Exercise brief:
Please report each line of the data below that contains "Administrator".

Extracted records

>>>>

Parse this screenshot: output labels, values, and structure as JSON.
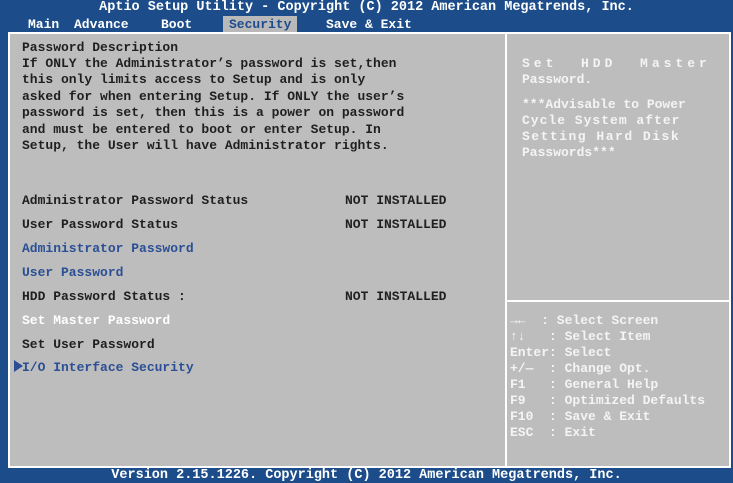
{
  "title": "Aptio Setup Utility - Copyright (C) 2012 American Megatrends, Inc.",
  "menu": {
    "tabs": [
      {
        "label": "Main",
        "active": false
      },
      {
        "label": "Advance",
        "active": false
      },
      {
        "label": "Boot",
        "active": false
      },
      {
        "label": "Security",
        "active": true
      },
      {
        "label": "Save & Exit",
        "active": false
      }
    ]
  },
  "left": {
    "desc_heading": "Password Description",
    "desc_lines": [
      "If ONLY the Administrator’s password is set,then",
      "this only limits access to Setup and is only",
      "asked for when entering Setup. If ONLY the user’s",
      "password is set, then this is a power on password",
      "and must be entered to boot or enter Setup. In",
      "Setup, the User will have Administrator rights."
    ],
    "admin_status_label": "Administrator Password Status",
    "admin_status_value": "NOT INSTALLED",
    "user_status_label": "User Password Status",
    "user_status_value": "NOT INSTALLED",
    "admin_password": "Administrator Password",
    "user_password": "User Password",
    "hdd_status_label": "HDD Password Status :",
    "hdd_status_value": "NOT INSTALLED",
    "set_master": "Set Master Password",
    "set_user": "Set User Password",
    "io_security": "I/O Interface Security"
  },
  "right": {
    "help_lines": [
      "Set  HDD  Master",
      "Password.",
      "",
      "***Advisable to Power",
      "Cycle System after",
      "Setting Hard Disk",
      "Passwords***"
    ],
    "keys": [
      "→←  : Select Screen",
      "↑↓   : Select Item",
      "Enter: Select",
      "+/—  : Change Opt.",
      "F1   : General Help",
      "F9   : Optimized Defaults",
      "F10  : Save & Exit",
      "ESC  : Exit"
    ]
  },
  "footer": "Version 2.15.1226. Copyright (C) 2012 American Megatrends, Inc.",
  "colors": {
    "frame_blue": "#1c4d8a",
    "panel_gray": "#bdbdbd",
    "item_blue": "#2b4f94",
    "highlight_white": "#ffffff"
  }
}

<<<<

Completed task:
      "If ONLY the Administrator’s password is set,then",
      "Setup, the User will have Administrator rights."
    "admin_status_label": "Administrator Password Status",
    "admin_password": "Administrator Password",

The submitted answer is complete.